This workshop told the story of how Animate and DCC worked together with providers, carers and commissioners to co-produce new pathways for better provision in Dundee. Carers were on hand to discuss their contribution and look at the successes and challenges of this way of working.
Closing remarks and speakers
With the afternoon workshops complete, attendees came together for the last time to hear closing remarks for the day. Dr Margaret Whoriskey, Director of the Joint Improvement Team and Sir Peter Housden, Permanent Secretary to the Scottish Government spoke about the
Dr Margaret Whoriskey, Joint Improvement Team
Margaret took the opportunity to reflect on how far we have come with co-production in Scotland, particularly over the past four years as evidenced by the huge interest in attending this conference – we had nearly 350 people register their interest for 225 spaces on the day. “This has grown each year and the passion and commitment shown today has been great to see and be a part of.” Given the important role which the Joint Improvement Team has played in supporting and leading the development of co-production in Scotland, Margaret emphasised the importance of a “strong co-production footprint” in the new improvement structure being established to support health and social care integration.
Looking to the future as we embark on integrated health and social care services in Scotland, Margaret laid out the challenge to all of us to ensure that “we get co-production at the heart of how health and social care partnerships work”.
Sir Peter Housden, Permanent Secretary to the Scottish Government
Sir Peter provided some historical perspective, and personal reflections, on the public sector and co-production. He spoke about examples from the resource 'Co-production - how we make a difference together' and highlighted the key lessons that they presented in how we take co-production forward.
He also spoke about the challenges of co-production and how it offered solutions by putting people at the front line of public services and the recognition and importance of the work that is happening 'on the ground'.
Speaking at the conference, Permanent Secretary Sir Peter Housden said:
"Understanding co-production is essential for anyone involved in the design or delivery of public services in Scotland.
"It's about people in communities and those delivering frontline services listening to each other, innovating, making connections and seeking solutions together. Society is changing all the time, and solutions must change with it. We need to keep experimenting and where necessary, changing tack.
"As a government, we need to invest systematically in people and their communities to build capacity through involvement and decision-making, creating the space for co-production to happen."
Sir Peter was interviewed by SCN co-chair Fiona Garven as part of the co-production resource.
You can hear more of his thoughts below and read more about the interview here.
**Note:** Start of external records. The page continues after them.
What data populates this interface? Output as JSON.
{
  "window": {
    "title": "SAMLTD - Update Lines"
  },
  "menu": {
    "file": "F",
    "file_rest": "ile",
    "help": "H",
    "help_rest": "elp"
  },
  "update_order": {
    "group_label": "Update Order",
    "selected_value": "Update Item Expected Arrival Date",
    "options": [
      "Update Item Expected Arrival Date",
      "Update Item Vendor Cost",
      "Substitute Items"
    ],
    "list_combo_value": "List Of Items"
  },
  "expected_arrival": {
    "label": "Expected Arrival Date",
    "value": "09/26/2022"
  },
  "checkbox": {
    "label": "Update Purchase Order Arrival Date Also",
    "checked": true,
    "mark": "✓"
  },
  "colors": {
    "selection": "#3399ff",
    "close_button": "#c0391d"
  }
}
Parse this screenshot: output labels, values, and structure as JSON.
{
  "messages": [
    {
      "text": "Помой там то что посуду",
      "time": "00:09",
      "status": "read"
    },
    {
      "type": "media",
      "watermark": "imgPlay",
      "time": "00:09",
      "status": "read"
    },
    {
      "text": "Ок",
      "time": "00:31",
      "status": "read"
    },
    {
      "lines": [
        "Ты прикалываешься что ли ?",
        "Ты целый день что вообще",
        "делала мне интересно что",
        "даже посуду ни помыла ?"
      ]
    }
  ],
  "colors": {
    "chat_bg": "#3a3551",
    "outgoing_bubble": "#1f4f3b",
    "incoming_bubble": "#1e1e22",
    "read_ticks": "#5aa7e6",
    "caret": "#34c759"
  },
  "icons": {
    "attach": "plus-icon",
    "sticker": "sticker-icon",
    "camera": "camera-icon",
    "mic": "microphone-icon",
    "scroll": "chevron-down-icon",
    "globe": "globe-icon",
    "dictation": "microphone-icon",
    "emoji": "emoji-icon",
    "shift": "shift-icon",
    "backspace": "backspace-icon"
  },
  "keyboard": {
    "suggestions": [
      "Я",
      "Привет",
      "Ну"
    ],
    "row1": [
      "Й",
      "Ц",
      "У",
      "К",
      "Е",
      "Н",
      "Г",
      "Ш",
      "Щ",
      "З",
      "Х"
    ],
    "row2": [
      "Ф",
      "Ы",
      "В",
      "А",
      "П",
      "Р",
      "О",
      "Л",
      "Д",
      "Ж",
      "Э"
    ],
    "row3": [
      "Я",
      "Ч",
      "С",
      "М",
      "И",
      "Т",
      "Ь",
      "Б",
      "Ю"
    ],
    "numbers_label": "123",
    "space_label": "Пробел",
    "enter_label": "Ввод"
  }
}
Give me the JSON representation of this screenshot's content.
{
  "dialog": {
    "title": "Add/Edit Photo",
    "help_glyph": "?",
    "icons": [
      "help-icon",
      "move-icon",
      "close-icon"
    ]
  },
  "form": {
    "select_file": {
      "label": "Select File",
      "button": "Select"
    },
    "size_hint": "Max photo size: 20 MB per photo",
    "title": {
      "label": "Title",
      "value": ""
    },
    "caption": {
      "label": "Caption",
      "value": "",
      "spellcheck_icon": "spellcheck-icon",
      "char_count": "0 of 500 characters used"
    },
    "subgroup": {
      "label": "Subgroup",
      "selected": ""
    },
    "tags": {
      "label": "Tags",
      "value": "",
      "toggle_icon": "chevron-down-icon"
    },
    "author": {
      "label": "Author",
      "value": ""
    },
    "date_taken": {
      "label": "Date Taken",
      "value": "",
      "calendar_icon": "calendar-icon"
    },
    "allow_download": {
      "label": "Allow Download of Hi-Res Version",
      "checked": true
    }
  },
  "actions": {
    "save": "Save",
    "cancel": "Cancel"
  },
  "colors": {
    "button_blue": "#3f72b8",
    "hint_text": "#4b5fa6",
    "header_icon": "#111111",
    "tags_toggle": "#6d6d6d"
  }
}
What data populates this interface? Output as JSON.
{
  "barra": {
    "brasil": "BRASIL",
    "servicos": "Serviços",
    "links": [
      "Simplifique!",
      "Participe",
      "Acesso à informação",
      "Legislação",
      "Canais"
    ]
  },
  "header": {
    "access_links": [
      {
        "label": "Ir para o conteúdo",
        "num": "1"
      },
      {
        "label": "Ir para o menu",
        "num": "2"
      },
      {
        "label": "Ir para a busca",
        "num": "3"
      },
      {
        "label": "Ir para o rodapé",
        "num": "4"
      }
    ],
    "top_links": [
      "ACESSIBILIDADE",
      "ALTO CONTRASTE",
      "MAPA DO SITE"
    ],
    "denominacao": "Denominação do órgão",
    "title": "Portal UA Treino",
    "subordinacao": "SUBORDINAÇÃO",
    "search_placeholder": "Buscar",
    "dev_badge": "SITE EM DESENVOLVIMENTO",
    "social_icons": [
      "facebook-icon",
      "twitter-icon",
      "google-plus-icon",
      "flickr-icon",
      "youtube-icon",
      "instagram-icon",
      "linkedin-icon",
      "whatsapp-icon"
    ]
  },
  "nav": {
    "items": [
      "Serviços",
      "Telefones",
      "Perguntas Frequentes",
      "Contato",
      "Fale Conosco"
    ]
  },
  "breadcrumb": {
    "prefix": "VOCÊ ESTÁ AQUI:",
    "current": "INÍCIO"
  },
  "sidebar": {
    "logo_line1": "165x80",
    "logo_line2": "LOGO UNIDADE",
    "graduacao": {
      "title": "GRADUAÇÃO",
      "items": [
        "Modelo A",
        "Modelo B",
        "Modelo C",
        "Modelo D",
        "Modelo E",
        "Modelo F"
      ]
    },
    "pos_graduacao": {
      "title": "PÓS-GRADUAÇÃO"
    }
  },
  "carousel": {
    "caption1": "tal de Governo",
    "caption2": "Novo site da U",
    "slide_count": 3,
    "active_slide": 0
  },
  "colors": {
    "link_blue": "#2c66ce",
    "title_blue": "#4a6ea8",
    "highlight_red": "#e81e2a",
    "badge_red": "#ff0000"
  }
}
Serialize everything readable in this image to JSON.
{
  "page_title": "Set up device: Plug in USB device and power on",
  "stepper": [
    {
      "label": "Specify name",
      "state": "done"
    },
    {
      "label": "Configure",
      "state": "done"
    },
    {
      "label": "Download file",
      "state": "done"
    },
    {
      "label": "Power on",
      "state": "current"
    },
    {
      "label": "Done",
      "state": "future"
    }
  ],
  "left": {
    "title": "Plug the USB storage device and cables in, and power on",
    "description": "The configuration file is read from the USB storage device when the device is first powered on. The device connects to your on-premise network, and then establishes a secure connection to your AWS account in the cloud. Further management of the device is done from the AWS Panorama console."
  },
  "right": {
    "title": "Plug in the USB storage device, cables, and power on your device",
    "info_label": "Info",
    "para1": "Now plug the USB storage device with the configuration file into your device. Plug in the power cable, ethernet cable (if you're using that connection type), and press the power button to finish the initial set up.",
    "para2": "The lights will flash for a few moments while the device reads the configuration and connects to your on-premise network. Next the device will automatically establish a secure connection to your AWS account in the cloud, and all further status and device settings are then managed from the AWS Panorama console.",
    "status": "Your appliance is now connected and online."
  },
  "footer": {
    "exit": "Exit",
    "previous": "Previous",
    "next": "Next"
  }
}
Throughout the day social reporters from The ALLIANCE interviewed people about their experiences and the conference day. You can watch them all below. We have also included all of the #copro2015 tweets, so you can see everything that we couldn't include here.